** Problem **
Would you please write out every record exactly?

Element data from apps and pages

*** Begin section ***

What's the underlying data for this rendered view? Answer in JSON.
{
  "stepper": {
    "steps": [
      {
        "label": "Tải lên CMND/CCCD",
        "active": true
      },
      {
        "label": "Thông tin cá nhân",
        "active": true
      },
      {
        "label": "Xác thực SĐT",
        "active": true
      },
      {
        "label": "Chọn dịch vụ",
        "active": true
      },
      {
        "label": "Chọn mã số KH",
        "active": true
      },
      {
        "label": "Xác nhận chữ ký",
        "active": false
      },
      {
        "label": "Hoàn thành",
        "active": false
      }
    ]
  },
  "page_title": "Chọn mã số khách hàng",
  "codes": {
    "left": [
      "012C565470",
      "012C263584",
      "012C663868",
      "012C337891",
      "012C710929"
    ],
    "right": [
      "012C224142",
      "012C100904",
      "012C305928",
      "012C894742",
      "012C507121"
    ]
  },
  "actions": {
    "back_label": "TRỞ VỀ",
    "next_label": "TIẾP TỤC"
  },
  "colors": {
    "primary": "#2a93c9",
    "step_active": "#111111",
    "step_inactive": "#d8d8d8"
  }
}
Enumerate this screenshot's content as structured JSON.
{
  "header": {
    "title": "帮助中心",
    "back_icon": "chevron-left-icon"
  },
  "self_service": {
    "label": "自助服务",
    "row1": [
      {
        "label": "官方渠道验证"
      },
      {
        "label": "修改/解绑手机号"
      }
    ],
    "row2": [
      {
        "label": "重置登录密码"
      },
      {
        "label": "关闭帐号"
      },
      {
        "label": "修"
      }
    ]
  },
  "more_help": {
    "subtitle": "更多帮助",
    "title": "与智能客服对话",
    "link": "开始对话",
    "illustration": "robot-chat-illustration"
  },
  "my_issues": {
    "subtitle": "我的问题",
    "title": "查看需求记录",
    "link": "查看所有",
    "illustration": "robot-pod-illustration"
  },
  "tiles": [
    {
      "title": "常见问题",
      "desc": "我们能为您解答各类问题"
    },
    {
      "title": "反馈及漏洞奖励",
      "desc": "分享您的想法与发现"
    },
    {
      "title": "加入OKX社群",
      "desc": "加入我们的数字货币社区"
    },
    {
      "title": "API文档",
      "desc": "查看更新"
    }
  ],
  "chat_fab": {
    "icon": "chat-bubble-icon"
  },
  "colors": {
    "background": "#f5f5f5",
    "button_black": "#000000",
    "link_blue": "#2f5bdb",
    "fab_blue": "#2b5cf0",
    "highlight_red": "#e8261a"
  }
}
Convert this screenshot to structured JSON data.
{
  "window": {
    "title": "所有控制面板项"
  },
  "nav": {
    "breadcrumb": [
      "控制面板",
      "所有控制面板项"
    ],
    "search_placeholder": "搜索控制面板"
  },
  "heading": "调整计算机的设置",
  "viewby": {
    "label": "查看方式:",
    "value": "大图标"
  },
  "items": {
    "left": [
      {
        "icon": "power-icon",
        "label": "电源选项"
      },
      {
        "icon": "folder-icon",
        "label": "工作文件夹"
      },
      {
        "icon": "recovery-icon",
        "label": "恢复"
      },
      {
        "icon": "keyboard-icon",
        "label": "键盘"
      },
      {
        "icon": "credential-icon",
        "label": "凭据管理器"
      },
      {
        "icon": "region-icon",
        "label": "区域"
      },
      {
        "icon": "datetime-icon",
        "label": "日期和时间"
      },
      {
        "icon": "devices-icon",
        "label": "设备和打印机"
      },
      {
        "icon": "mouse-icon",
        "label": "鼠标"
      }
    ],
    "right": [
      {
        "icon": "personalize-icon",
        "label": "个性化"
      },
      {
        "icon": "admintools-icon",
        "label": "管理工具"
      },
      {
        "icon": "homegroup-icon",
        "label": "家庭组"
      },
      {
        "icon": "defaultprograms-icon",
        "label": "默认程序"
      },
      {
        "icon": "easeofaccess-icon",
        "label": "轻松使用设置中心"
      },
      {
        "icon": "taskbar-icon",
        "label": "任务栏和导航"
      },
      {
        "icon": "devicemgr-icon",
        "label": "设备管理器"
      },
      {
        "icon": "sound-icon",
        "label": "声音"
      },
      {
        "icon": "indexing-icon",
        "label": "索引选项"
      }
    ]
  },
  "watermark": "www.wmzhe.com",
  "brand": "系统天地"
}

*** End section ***

** Answer to the exercise **
What's the underlying data for this rendered view? Answer in JSON.
{
  "stepper": {
    "steps": [
      {
        "label": "Tải lên CMND/CCCD",
        "active": true
      },
      {
        "label": "Thông tin cá nhân",
        "active": true
      },
      {
        "label": "Xác thực SĐT",
        "active": true
      },
      {
        "label": "Chọn dịch vụ",
        "active": true
      },
      {
        "label": "Chọn mã số KH",
        "active": true
      },
      {
        "label": "Xác nhận chữ ký",
        "active": false
      },
      {
        "label": "Hoàn thành",
        "active": false
      }
    ]
  },
  "page_title": "Chọn mã số khách hàng",
  "codes": {
    "left": [
      "012C565470",
      "012C263584",
      "012C663868",
      "012C337891",
      "012C710929"
    ],
    "right": [
      "012C224142",
      "012C100904",
      "012C305928",
      "012C894742",
      "012C507121"
    ]
  },
  "actions": {
    "back_label": "TRỞ VỀ",
    "next_label": "TIẾP TỤC"
  },
  "colors": {
    "primary": "#2a93c9",
    "step_active": "#111111",
    "step_inactive": "#d8d8d8"
  }
}
Enumerate this screenshot's content as structured JSON.
{
  "header": {
    "title": "帮助中心",
    "back_icon": "chevron-left-icon"
  },
  "self_service": {
    "label": "自助服务",
    "row1": [
      {
        "label": "官方渠道验证"
      },
      {
        "label": "修改/解绑手机号"
      }
    ],
    "row2": [
      {
        "label": "重置登录密码"
      },
      {
        "label": "关闭帐号"
      },
      {
        "label": "修"
      }
    ]
  },
  "more_help": {
    "subtitle": "更多帮助",
    "title": "与智能客服对话",
    "link": "开始对话",
    "illustration": "robot-chat-illustration"
  },
  "my_issues": {
    "subtitle": "我的问题",
    "title": "查看需求记录",
    "link": "查看所有",
    "illustration": "robot-pod-illustration"
  },
  "tiles": [
    {
      "title": "常见问题",
      "desc": "我们能为您解答各类问题"
    },
    {
      "title": "反馈及漏洞奖励",
      "desc": "分享您的想法与发现"
    },
    {
      "title": "加入OKX社群",
      "desc": "加入我们的数字货币社区"
    },
    {
      "title": "API文档",
      "desc": "查看更新"
    }
  ],
  "chat_fab": {
    "icon": "chat-bubble-icon"
  },
  "colors": {
    "background": "#f5f5f5",
    "button_black": "#000000",
    "link_blue": "#2f5bdb",
    "fab_blue": "#2b5cf0",
    "highlight_red": "#e8261a"
  }
}
Convert this screenshot to structured JSON data.
{
  "window": {
    "title": "所有控制面板项"
  },
  "nav": {
    "breadcrumb": [
      "控制面板",
      "所有控制面板项"
    ],
    "search_placeholder": "搜索控制面板"
  },
  "heading": "调整计算机的设置",
  "viewby": {
    "label": "查看方式:",
    "value": "大图标"
  },
  "items": {
    "left": [
      {
        "icon": "power-icon",
        "label": "电源选项"
      },
      {
        "icon": "folder-icon",
        "label": "工作文件夹"
      },
      {
        "icon": "recovery-icon",
        "label": "恢复"
      },
      {
        "icon": "keyboard-icon",
        "label": "键盘"
      },
      {
        "icon": "credential-icon",
        "label": "凭据管理器"
      },
      {
        "icon": "region-icon",
        "label": "区域"
      },
      {
        "icon": "datetime-icon",
        "label": "日期和时间"
      },
      {
        "icon": "devices-icon",
        "label": "设备和打印机"
      },
      {
        "icon": "mouse-icon",
        "label": "鼠标"
      }
    ],
    "right": [
      {
        "icon": "personalize-icon",
        "label": "个性化"
      },
      {
        "icon": "admintools-icon",
        "label": "管理工具"
      },
      {
        "icon": "homegroup-icon",
        "label": "家庭组"
      },
      {
        "icon": "defaultprograms-icon",
        "label": "默认程序"
      },
      {
        "icon": "easeofaccess-icon",
        "label": "轻松使用设置中心"
      },
      {
        "icon": "taskbar-icon",
        "label": "任务栏和导航"
      },
      {
        "icon": "devicemgr-icon",
        "label": "设备管理器"
      },
      {
        "icon": "sound-icon",
        "label": "声音"
      },
      {
        "icon": "indexing-icon",
        "label": "索引选项"
      }
    ]
  },
  "watermark": "www.wmzhe.com",
  "brand": "系统天地"
}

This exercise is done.